--Used primarily for short-term immobilization, such as pre-op management of a child w/a dislocated hip

--Used for correcting contractures or bone deformaties (Legg-Calve)

--Pull straight down towards end of bed
Describe the purpose of Dunlop's traction.
--The arm is suspended horizontally, using either skin or skeletal attachment.

--To realign a broken humerus
Describe the purpose of Russell's traction.
--Uses skin tractions on the lower leg and a padded sling under the knee.

--This combination of pulls allows realignment of the lower extremity & immobilizes the hip & knee in a flexed position.
What are the nursing interventions for muscle spasms?
--Use of antispasmodics: drug of choice is valium for relief of muscle spasms in acute fractures.

--Can even premedicate for spasms. Very painful.

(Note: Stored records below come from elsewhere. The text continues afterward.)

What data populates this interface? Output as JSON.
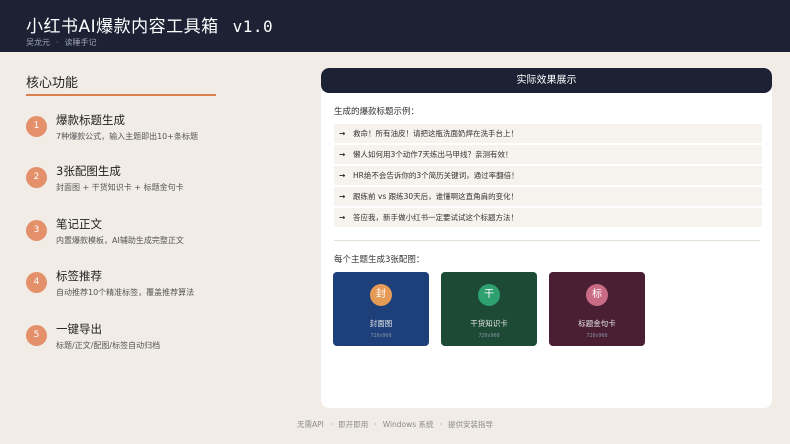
{
  "header": {
    "title": "小红书AI爆款内容工具箱",
    "version": "v1.0",
    "author": "吴龙元",
    "separator": "·",
    "brand": "读睡手记"
  },
  "features": {
    "title": "核心功能",
    "items": [
      {
        "num": "1",
        "title": "爆款标题生成",
        "desc": "7种爆款公式，输入主题即出10+条标题"
      },
      {
        "num": "2",
        "title": "3张配图生成",
        "desc": "封面图 + 干货知识卡 + 标题金句卡"
      },
      {
        "num": "3",
        "title": "笔记正文",
        "desc": "内置爆款模板，AI辅助生成完整正文"
      },
      {
        "num": "4",
        "title": "标签推荐",
        "desc": "自动推荐10个精准标签，覆盖推荐算法"
      },
      {
        "num": "5",
        "title": "一键导出",
        "desc": "标题/正文/配图/标签自动归档"
      }
    ]
  },
  "demo": {
    "title": "实际效果展示",
    "examples_label": "生成的爆款标题示例：",
    "arrow": "→",
    "examples": [
      "救命！所有油皮！请把这瓶洗面奶焊在洗手台上！",
      "懒人如何用3个动作7天练出马甲线？亲测有效！",
      "HR绝不会告诉你的3个简历关键词，通过率翻倍！",
      "跟练前 vs 跟练30天后，谁懂啊这直角肩的变化！",
      "答应我，新手做小红书一定要试试这个标题方法！"
    ],
    "cards_label": "每个主题生成3张配图：",
    "cards": [
      {
        "icon_char": "封",
        "label": "封面图",
        "size": "720x960",
        "bg": "#1d3f7a",
        "accent": "#e59a55"
      },
      {
        "icon_char": "干",
        "label": "干货知识卡",
        "size": "720x960",
        "bg": "#1d4a35",
        "accent": "#2fa070"
      },
      {
        "icon_char": "标",
        "label": "标题金句卡",
        "size": "720x960",
        "bg": "#4a1f33",
        "accent": "#c96b84"
      }
    ]
  },
  "footer": {
    "items": [
      "无需API",
      "即开即用",
      "Windows 系统",
      "提供安装指导"
    ],
    "separator": "·"
  },
  "colors": {
    "header_bg": "#1c2234",
    "accent": "#e4916b",
    "page_bg": "#f1ede6"
  }
}
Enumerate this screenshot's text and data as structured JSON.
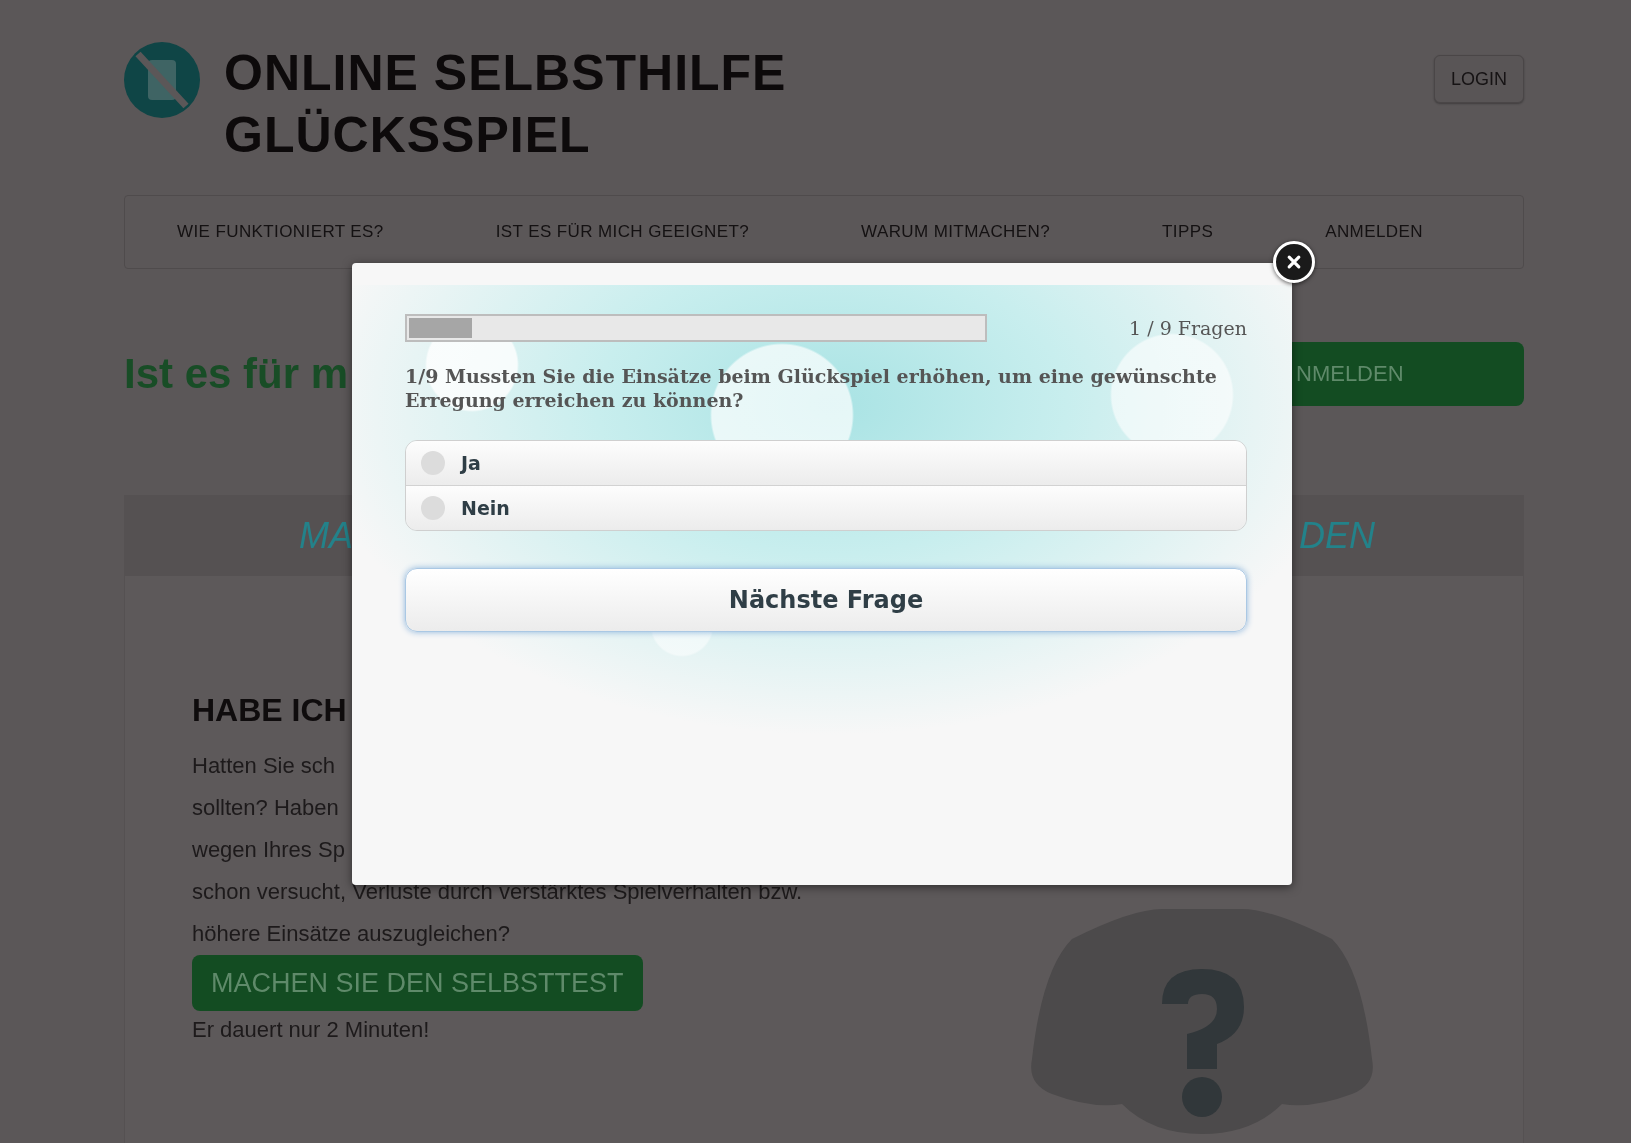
{
  "header": {
    "title_lines": [
      "ONLINE SELBSTHILFE",
      "GLÜCKSSPIEL"
    ],
    "login": "LOGIN"
  },
  "nav": [
    {
      "label": "WIE FUNKTIONIERT ES?"
    },
    {
      "label": "IST ES FÜR MICH GEEIGNET?"
    },
    {
      "label": "WARUM MITMACHEN?"
    },
    {
      "label": "TIPPS"
    },
    {
      "label": "ANMELDEN"
    }
  ],
  "page": {
    "heading": "Ist es für m",
    "signup_button": "NMELDEN",
    "card": {
      "tab_left": "MA",
      "tab_right": "DEN",
      "title": "HABE ICH",
      "paragraph_lines": [
        "Hatten Sie sch",
        "sollten? Haben",
        "wegen Ihres Sp",
        "schon versucht, Verluste durch verstärktes Spielverhalten bzw.",
        "höhere Einsätze auszugleichen?"
      ],
      "test_button": "MACHEN SIE DEN SELBSTTEST",
      "note": "Er dauert nur 2 Minuten!"
    }
  },
  "quiz": {
    "progress": {
      "level": 0.11,
      "label": "1 / 9 Fragen"
    },
    "question": "1/9 Mussten Sie die Einsätze beim Glückspiel erhöhen, um eine gewünschte Erregung erreichen zu können?",
    "options": [
      {
        "label": "Ja",
        "selected": false
      },
      {
        "label": "Nein",
        "selected": false
      }
    ],
    "next_button": "Nächste Frage"
  }
}
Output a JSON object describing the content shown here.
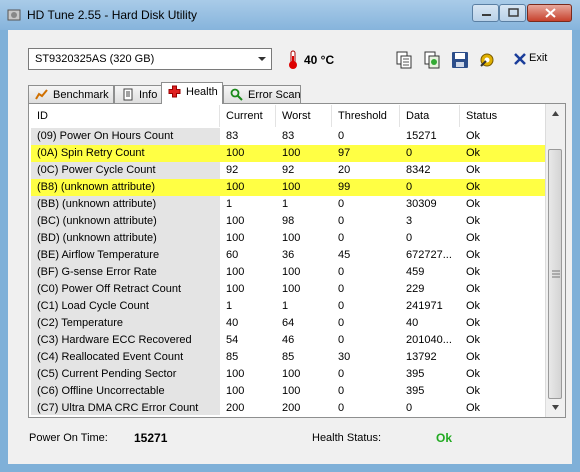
{
  "window": {
    "title": "HD Tune 2.55 - Hard Disk Utility"
  },
  "toolbar": {
    "drive": "ST9320325AS (320 GB)",
    "temperature": "40 °C",
    "exit_label": "Exit",
    "icons": [
      "copy-icon",
      "copy-info-icon",
      "save-icon",
      "options-icon"
    ]
  },
  "tabs": [
    {
      "label": "Benchmark",
      "icon": "benchmark-icon"
    },
    {
      "label": "Info",
      "icon": "info-icon"
    },
    {
      "label": "Health",
      "icon": "health-icon",
      "active": true
    },
    {
      "label": "Error Scan",
      "icon": "error-scan-icon"
    }
  ],
  "table": {
    "columns": [
      "ID",
      "Current",
      "Worst",
      "Threshold",
      "Data",
      "Status"
    ],
    "rows": [
      {
        "id": "(09) Power On Hours Count",
        "current": "83",
        "worst": "83",
        "threshold": "0",
        "data": "15271",
        "status": "Ok",
        "highlight": false
      },
      {
        "id": "(0A) Spin Retry Count",
        "current": "100",
        "worst": "100",
        "threshold": "97",
        "data": "0",
        "status": "Ok",
        "highlight": true
      },
      {
        "id": "(0C) Power Cycle Count",
        "current": "92",
        "worst": "92",
        "threshold": "20",
        "data": "8342",
        "status": "Ok",
        "highlight": false
      },
      {
        "id": "(B8) (unknown attribute)",
        "current": "100",
        "worst": "100",
        "threshold": "99",
        "data": "0",
        "status": "Ok",
        "highlight": true
      },
      {
        "id": "(BB) (unknown attribute)",
        "current": "1",
        "worst": "1",
        "threshold": "0",
        "data": "30309",
        "status": "Ok",
        "highlight": false
      },
      {
        "id": "(BC) (unknown attribute)",
        "current": "100",
        "worst": "98",
        "threshold": "0",
        "data": "3",
        "status": "Ok",
        "highlight": false
      },
      {
        "id": "(BD) (unknown attribute)",
        "current": "100",
        "worst": "100",
        "threshold": "0",
        "data": "0",
        "status": "Ok",
        "highlight": false
      },
      {
        "id": "(BE) Airflow Temperature",
        "current": "60",
        "worst": "36",
        "threshold": "45",
        "data": "672727...",
        "status": "Ok",
        "highlight": false
      },
      {
        "id": "(BF) G-sense Error Rate",
        "current": "100",
        "worst": "100",
        "threshold": "0",
        "data": "459",
        "status": "Ok",
        "highlight": false
      },
      {
        "id": "(C0) Power Off Retract Count",
        "current": "100",
        "worst": "100",
        "threshold": "0",
        "data": "229",
        "status": "Ok",
        "highlight": false
      },
      {
        "id": "(C1) Load Cycle Count",
        "current": "1",
        "worst": "1",
        "threshold": "0",
        "data": "241971",
        "status": "Ok",
        "highlight": false
      },
      {
        "id": "(C2) Temperature",
        "current": "40",
        "worst": "64",
        "threshold": "0",
        "data": "40",
        "status": "Ok",
        "highlight": false
      },
      {
        "id": "(C3) Hardware ECC Recovered",
        "current": "54",
        "worst": "46",
        "threshold": "0",
        "data": "201040...",
        "status": "Ok",
        "highlight": false
      },
      {
        "id": "(C4) Reallocated Event Count",
        "current": "85",
        "worst": "85",
        "threshold": "30",
        "data": "13792",
        "status": "Ok",
        "highlight": false
      },
      {
        "id": "(C5) Current Pending Sector",
        "current": "100",
        "worst": "100",
        "threshold": "0",
        "data": "395",
        "status": "Ok",
        "highlight": false
      },
      {
        "id": "(C6) Offline Uncorrectable",
        "current": "100",
        "worst": "100",
        "threshold": "0",
        "data": "395",
        "status": "Ok",
        "highlight": false
      },
      {
        "id": "(C7) Ultra DMA CRC Error Count",
        "current": "200",
        "worst": "200",
        "threshold": "0",
        "data": "0",
        "status": "Ok",
        "highlight": false
      }
    ]
  },
  "footer": {
    "power_on_label": "Power On Time:",
    "power_on_value": "15271",
    "health_label": "Health Status:",
    "health_value": "Ok"
  },
  "colors": {
    "highlight": "#ffff44",
    "health_ok": "#22aa22",
    "titlebar": "#86b4dc"
  }
}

--Assess for lack of pain relief after pain meds- it may be spasms.
What is the interdisciplinary approach to long-term care of the immobilized child?
--Physical Therapist

--Occupational Therapist to assisst w/ADL's

--Child life specialist

--Child psychologist
What is the interdisciplinary approach to long-term care of the immobilized child's family?
--Home visits by social worker to determine needs of immobilized child.

--Info on respite care

--Indiv. & group counseling

--Parent support groups
Develop a teaching plan for adolescent girls re: Scoliosis prevention.
--Early detection is key

--Healthy diet balanced in vitamins & minerals most importantly Ca & magnesium.

--Bone strengthening exercises to build bone density.

--Bracing when appropriate
What is post-op nursing care for a child who has had a spinal fusion to stabalize scoliosis?
--Log roll when changing position to avoid damage to the fusion.
(EXCEPTION - Luque procedure pts are kept flat for 12 hrs)

--Skin care and integrity

--Neuro status of extremities requires SPECIAL attention to monitor for delayed paralysis that might require another surgery.

--Monitor for paralytic ileus.

--Pain management

--Encourage exercise by having pt contract& relax thigh & calf muscles periodically.
Name the four stages of bone healing.
Stage 1 - Hematoma Formation

Stage 2 - Cellular Proliferation

Stage 3 - Callus Formation

Stage 4 - Ossification

Stage 5 - Consolidation & Remodeling